By Julie Cullen, Managing Editor, American Nurse Today
I read an article in the New York Times the other day that says that the US Food and Drug Administration (FDA) has declared teen use of electronic cigarettes to be at “epidemic proportions.” That sounds incredibly alarming, right? But it seems that the FDA is serious. In fact, it sent warning letters to over 1,000 retail stores and issued over 100 fines for selling e-cigarettes to underage teens (Federal law prohibits selling e-cigarettes to anyone under 18). The agency also told e-cigarette manufacturers that if they didn’t stop marketing to minors that their flavored products will be pulled from the market.
The FDA is also targeting their message to teens with the launch of its “The Real Cost” campaign. The goal of the campaign is to increase teen awareness of e-cigarette hazards. The campaign’s website has a slightly creepy design that I imagine is intended to scare teens. It includes quick facts, videos, and games to help engage the user. What I like best about this site is its focus on pointing out that users may think vaping is safer than smoking but that it has many real dangers that can affect immediate and long-term health.

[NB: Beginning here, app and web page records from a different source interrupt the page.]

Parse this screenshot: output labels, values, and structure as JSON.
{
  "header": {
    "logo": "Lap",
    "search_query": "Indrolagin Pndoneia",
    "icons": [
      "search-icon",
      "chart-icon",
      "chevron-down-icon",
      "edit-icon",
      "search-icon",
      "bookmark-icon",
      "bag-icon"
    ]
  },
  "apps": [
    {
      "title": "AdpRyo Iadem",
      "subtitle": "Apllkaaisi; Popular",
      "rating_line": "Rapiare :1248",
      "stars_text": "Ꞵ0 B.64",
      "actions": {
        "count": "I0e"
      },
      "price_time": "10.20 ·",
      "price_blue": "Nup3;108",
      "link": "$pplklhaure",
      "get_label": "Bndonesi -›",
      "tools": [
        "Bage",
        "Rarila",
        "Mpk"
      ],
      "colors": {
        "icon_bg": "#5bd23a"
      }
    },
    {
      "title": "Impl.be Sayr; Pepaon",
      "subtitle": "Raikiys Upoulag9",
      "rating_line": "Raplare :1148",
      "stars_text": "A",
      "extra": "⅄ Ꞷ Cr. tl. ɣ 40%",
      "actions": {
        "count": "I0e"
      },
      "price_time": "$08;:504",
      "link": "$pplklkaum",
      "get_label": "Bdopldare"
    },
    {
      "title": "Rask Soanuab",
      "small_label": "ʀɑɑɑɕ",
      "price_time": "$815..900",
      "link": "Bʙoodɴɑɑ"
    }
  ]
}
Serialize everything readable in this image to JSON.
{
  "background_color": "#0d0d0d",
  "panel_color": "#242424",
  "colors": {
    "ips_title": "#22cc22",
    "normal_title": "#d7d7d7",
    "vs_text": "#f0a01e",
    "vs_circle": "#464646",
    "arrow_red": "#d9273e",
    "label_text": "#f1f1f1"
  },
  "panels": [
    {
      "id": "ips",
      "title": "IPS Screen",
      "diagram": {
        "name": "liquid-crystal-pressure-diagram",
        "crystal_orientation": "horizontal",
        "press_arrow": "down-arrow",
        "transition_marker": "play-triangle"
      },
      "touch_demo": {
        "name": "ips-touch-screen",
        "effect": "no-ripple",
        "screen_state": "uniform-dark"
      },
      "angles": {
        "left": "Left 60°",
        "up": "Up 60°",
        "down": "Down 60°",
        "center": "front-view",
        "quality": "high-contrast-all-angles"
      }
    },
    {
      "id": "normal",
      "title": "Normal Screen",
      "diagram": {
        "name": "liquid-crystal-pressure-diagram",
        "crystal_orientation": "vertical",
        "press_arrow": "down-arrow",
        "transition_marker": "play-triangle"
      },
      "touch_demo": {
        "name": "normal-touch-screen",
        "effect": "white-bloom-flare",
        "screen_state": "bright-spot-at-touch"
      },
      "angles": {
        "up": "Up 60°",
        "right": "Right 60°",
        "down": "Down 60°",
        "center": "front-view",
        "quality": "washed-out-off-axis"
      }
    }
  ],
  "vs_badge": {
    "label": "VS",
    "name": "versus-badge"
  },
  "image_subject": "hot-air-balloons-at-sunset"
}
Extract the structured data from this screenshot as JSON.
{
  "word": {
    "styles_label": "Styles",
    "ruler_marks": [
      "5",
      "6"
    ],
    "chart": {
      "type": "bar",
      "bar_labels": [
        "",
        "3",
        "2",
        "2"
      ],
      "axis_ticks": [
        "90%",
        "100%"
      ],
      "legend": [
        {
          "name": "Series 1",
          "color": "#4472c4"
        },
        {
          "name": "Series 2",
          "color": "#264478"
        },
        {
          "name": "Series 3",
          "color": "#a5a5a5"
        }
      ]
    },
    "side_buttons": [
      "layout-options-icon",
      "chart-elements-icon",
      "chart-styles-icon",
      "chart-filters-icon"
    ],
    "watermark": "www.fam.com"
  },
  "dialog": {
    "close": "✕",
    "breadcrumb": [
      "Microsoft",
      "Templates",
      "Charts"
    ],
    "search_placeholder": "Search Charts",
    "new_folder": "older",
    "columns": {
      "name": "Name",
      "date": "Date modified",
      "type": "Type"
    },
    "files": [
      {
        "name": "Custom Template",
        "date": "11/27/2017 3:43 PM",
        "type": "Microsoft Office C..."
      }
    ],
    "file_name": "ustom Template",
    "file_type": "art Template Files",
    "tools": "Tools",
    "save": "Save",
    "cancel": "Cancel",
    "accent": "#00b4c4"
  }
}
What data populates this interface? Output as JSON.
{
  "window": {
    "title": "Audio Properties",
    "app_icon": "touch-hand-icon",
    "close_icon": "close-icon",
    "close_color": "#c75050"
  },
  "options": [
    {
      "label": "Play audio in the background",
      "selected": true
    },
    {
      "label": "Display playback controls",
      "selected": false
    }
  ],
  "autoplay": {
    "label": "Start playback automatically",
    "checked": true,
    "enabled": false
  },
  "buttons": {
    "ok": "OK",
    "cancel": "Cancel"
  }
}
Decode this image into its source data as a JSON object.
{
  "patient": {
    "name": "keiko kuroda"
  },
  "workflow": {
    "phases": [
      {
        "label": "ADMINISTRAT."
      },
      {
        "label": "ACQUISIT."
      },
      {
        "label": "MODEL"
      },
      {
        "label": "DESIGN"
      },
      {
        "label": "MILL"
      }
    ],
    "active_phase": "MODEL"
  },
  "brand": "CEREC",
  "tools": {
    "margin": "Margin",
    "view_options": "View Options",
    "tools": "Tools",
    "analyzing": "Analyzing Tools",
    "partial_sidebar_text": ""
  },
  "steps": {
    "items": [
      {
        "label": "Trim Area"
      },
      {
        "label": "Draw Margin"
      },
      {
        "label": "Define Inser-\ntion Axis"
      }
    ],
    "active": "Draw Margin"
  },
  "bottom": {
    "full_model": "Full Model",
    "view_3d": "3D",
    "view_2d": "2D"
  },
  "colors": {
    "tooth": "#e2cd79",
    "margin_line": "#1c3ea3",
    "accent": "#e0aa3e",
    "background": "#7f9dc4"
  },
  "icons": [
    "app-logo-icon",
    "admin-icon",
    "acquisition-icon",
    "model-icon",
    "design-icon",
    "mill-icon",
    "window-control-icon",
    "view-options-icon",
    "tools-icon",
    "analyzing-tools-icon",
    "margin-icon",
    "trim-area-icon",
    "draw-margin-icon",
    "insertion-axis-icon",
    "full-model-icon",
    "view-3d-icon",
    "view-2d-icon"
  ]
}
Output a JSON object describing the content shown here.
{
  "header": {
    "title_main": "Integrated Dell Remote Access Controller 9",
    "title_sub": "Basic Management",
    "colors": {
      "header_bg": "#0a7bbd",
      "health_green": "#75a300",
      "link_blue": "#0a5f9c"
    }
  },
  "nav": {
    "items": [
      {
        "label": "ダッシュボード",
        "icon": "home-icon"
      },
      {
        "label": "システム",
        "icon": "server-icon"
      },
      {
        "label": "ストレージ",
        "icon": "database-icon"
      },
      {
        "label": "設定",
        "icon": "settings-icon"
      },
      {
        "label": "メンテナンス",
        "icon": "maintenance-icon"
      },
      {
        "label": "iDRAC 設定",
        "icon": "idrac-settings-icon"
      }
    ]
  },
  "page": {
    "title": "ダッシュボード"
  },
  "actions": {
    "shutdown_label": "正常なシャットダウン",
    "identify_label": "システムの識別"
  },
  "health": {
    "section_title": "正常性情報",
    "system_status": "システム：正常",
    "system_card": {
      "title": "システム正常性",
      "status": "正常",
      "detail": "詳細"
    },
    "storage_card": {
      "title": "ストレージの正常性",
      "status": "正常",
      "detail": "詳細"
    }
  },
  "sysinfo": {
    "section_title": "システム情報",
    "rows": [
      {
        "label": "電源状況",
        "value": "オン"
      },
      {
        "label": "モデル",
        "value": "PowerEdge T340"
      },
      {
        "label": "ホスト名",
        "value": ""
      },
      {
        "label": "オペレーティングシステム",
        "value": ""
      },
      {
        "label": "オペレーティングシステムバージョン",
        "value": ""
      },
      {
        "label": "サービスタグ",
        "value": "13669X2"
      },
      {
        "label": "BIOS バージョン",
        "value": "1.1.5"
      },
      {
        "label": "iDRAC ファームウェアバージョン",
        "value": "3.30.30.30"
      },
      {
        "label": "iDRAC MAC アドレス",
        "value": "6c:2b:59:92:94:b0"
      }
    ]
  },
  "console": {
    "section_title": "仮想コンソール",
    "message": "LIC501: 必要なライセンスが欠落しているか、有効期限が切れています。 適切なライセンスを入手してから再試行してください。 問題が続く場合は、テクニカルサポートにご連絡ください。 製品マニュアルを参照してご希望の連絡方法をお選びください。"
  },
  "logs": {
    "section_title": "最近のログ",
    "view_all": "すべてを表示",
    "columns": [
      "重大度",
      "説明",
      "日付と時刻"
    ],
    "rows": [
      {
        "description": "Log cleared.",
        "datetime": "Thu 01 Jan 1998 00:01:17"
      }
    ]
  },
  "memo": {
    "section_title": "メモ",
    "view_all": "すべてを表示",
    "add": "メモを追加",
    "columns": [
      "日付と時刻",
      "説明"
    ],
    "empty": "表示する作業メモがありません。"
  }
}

FDA commissioner Dr. Scott Gottlieb says that he believes e-cigarettes and other electronic nicotine delivery systems can be effective options for adults who want to stop smoking, but that teen vaping is a concern because the developing adolescent brain is particularly vulnerable to addiction.